G’wan Yersel, Son.

Blogpost from Rachel reflecting on the Inky Fingers/Craigmillar Writers Group ‘Global Conditioning’ event celebrating World Community Arts Day.

The videos posted below (thank you, Billy) provide a flavour of the performances at Global Conditioning better than descriptions ever could, so I wanted to use this space to spill some thoughts and impressions from Inky’s first collaboration with Craigmillar Writers Group on a dark Friday evening in February.

Against the backdrop of the beautifully restored John Maxwell mural in Art SPACE, the new Craigmillar Community Arts Centre, perfomers from Inky, CWG and across Scotland came together to celebrate community and place for the launch event of World Community Arts Day.

World Community Arts Day – officially Febuary 17 2012 – was started by the Craigmillar Communiversity in 2008. Aiming to celebrate the potential of community arts to bring people together and to give them a platform from which to raise their voices, it showcases work from community arts organisations at a global level, from Instanbul to Vancouver to New Mexico to Belfast.

Craigmillar’s tradition of initiating and celebrating community arts is both long standing and inspiring. The legend of Helen Crummy, whose 1978 book on Craigmillar Let The People Sing has been reprinted around the world and who sadly passed away last year, starting the Festival as a reaction to being told there were no resources for her son to have violin lessons has been told and retold. At its height, the Craigmillar Arts Festival was attracting 17,000 people, to participate and watch those given a chance to stand on a stage and to say their piece.
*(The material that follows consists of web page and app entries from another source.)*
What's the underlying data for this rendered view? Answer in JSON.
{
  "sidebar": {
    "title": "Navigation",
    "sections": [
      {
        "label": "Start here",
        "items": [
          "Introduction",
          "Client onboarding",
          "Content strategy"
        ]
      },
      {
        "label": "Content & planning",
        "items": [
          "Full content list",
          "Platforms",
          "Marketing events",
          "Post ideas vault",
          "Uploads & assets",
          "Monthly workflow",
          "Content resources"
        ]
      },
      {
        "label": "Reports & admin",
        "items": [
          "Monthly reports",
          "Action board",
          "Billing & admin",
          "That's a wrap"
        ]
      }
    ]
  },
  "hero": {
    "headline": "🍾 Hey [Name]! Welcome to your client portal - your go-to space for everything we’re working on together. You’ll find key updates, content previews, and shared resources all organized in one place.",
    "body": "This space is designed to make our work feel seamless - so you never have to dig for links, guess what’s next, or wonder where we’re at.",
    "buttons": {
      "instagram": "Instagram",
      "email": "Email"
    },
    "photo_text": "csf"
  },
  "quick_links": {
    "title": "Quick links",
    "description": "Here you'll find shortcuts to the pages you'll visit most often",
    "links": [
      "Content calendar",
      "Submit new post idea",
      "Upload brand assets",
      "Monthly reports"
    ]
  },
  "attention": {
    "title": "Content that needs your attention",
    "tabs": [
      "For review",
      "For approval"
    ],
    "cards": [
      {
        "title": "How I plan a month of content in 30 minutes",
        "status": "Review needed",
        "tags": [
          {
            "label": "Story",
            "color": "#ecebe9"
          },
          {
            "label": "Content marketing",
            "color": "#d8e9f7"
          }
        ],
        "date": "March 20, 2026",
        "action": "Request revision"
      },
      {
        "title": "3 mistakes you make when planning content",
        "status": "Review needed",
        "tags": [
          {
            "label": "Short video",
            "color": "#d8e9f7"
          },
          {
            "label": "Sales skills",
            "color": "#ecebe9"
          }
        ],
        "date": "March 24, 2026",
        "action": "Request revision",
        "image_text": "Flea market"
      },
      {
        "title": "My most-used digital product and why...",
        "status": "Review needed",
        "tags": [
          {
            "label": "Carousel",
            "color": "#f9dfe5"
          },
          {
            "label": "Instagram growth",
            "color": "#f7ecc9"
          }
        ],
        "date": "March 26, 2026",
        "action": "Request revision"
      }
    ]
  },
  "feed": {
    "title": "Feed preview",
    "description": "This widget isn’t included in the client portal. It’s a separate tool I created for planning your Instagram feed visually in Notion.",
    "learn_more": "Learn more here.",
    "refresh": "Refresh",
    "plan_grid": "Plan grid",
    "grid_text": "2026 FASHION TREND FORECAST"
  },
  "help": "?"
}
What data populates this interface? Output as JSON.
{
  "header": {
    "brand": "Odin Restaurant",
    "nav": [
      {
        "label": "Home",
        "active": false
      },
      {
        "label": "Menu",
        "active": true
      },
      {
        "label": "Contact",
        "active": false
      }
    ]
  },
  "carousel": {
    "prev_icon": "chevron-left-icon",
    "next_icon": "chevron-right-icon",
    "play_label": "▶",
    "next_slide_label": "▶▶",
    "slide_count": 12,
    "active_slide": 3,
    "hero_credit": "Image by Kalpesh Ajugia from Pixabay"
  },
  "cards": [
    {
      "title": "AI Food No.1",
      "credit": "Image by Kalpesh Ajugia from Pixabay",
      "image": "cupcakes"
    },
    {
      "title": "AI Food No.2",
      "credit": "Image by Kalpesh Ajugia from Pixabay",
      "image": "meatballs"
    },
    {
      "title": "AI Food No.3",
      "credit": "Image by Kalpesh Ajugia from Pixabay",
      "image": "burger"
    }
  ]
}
For me, the joys of Global Conditioning were twofold. Firstly, in the total and evident pride in place. ‘Plenty spirit, plenty fight’ was a phrase used by Nikki Barnes, reading on behalf of Heather Turner, and backed up by Jak McKenzie on dealing with neighbours with a poor concept of volume control -‘no wake me and mine…no come piss off Jak’. Kevin Finlay, reading for Billy McKirdie, spoke of ‘Oor Place’, and the pride and ‘spirit felt when we get together.’ As a spontaneous knockon effect, it meant that every other performer introduced themselves by announcing where they were from, from Leven to Cupar to Glasgow to Orkney to Donaghadee.
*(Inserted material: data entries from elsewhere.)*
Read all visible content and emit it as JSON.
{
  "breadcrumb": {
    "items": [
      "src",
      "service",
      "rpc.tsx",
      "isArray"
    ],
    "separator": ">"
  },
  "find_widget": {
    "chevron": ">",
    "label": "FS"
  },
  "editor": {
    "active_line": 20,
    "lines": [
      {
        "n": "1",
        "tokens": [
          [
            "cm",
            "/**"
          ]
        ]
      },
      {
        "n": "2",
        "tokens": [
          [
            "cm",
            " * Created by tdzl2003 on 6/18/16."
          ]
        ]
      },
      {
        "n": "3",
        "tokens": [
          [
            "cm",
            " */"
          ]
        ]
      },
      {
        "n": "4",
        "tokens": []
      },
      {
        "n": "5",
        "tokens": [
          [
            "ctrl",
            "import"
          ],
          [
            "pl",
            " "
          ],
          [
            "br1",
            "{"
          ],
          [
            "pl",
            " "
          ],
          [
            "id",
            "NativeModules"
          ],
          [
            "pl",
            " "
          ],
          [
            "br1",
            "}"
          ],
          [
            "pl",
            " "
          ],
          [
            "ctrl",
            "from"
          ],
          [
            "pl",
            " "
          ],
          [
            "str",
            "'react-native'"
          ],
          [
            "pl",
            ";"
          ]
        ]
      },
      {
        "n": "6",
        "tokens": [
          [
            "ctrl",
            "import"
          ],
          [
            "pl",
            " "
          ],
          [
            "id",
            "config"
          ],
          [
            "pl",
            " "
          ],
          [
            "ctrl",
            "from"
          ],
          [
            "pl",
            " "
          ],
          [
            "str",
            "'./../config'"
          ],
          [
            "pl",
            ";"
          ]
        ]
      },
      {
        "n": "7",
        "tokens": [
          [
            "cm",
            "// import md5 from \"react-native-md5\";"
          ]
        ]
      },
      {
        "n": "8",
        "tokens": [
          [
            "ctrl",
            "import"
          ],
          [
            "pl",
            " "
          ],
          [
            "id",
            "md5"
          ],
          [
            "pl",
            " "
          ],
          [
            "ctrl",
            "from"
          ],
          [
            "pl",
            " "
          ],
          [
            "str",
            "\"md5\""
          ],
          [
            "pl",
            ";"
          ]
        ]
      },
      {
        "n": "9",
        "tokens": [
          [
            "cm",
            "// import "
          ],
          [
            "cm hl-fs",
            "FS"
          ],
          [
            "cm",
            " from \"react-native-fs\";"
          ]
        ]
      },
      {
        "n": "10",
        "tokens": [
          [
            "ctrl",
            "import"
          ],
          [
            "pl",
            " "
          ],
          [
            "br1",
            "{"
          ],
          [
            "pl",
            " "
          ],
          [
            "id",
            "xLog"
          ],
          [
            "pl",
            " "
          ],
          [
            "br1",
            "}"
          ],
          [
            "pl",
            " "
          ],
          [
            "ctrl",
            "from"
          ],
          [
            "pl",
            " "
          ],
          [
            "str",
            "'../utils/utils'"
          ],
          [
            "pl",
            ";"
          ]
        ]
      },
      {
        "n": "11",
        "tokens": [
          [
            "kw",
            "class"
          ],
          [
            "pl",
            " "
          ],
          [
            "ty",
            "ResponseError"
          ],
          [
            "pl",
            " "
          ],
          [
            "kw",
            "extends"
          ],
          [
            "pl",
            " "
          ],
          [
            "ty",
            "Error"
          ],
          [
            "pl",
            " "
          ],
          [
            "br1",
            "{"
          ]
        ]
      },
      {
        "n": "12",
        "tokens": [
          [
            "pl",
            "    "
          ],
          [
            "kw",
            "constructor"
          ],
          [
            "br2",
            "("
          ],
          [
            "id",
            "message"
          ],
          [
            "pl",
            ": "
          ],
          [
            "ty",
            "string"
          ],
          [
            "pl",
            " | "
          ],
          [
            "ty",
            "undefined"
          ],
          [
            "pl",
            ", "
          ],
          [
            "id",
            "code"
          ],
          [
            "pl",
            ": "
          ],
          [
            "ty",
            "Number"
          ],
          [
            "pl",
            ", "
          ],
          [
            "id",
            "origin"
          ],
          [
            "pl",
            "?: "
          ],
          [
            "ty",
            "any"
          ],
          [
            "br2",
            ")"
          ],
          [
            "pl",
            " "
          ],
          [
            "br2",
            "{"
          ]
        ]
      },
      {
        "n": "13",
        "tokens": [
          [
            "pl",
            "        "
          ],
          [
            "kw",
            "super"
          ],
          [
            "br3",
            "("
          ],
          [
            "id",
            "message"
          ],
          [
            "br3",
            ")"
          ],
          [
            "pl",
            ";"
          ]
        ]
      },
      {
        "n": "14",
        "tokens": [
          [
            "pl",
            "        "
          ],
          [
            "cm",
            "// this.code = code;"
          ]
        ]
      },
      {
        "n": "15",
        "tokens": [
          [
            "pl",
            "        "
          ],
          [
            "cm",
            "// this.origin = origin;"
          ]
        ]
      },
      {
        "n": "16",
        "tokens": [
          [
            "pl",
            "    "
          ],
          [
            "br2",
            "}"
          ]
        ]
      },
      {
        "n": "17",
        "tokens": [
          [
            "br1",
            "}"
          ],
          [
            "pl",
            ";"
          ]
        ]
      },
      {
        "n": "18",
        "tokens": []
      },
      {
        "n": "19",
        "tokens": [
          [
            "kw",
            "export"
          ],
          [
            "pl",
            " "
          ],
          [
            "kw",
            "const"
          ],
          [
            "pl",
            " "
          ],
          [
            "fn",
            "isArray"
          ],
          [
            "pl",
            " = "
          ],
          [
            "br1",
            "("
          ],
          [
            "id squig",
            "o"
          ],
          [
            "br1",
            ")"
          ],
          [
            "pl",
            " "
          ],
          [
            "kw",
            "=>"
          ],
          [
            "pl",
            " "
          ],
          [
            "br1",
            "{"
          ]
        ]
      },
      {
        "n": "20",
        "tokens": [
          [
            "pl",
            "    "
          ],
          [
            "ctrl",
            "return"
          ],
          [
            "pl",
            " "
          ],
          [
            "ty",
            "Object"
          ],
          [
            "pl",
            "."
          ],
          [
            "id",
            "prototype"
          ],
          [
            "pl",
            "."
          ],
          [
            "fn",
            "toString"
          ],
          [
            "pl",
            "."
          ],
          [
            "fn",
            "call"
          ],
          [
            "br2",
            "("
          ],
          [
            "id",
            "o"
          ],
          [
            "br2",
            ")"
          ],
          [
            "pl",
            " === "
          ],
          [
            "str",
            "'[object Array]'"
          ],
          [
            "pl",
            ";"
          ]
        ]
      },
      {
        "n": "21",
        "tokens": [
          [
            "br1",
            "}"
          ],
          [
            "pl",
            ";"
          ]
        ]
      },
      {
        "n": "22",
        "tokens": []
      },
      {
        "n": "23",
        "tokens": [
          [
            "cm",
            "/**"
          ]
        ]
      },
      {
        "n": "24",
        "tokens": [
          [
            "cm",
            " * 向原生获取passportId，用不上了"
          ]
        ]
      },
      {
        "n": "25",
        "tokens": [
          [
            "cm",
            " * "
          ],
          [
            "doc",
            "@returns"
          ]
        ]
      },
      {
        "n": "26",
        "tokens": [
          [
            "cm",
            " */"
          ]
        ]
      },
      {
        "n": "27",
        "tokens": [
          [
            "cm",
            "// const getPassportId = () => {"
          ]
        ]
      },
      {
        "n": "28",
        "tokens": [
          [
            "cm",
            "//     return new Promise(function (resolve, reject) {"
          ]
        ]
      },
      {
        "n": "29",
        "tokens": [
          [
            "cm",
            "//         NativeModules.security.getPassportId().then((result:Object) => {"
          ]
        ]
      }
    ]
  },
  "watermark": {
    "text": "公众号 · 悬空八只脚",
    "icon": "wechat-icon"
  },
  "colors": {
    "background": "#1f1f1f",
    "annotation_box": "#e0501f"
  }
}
I’ve spent most of my adult life moving fairly restlessly between cities. I believe that I’ve finally found a community, my community, in Edinburgh, one that I love and have a role in. But it’s a different thing to adopt your home, it’s different from the place you grow up, the place that has a history and a continuum you are part of and carry forward. The pride expressed on this evening in having Craigmillar roots was a strong and lovely thing.

Secondly, there was real energy and emotion to the evening. Many of the group from Craigmillar had never met in person before – much of the writing is shared online – let alone read their words, to an audience, from a stage. The Inky ethos, the wider spoken word traditions, support the belief that getting up and sharing your words, your stories, your beliefs with an audience, with the people in front of you might be scary as hellfire, but that it creates a connection, it lets you work out what you want to say, how you want to say it, as you’re doing it. And prepares you for the next time. It’s a sharing, a learning. Every time.

So, here’s to the spirit in and of Craigmillar. Here’s to pride in place. Here’s to remembering where you come from. Here’s to getting out of EH1 for a night. Here’s to community arts. Here’s to letting the people sing. As someone hollered at Jordan during his introduction, g’wan yersels indeed…

Actually, make that threefold. It was a helluva lot of raucous fun. Y’all rock. Till next time.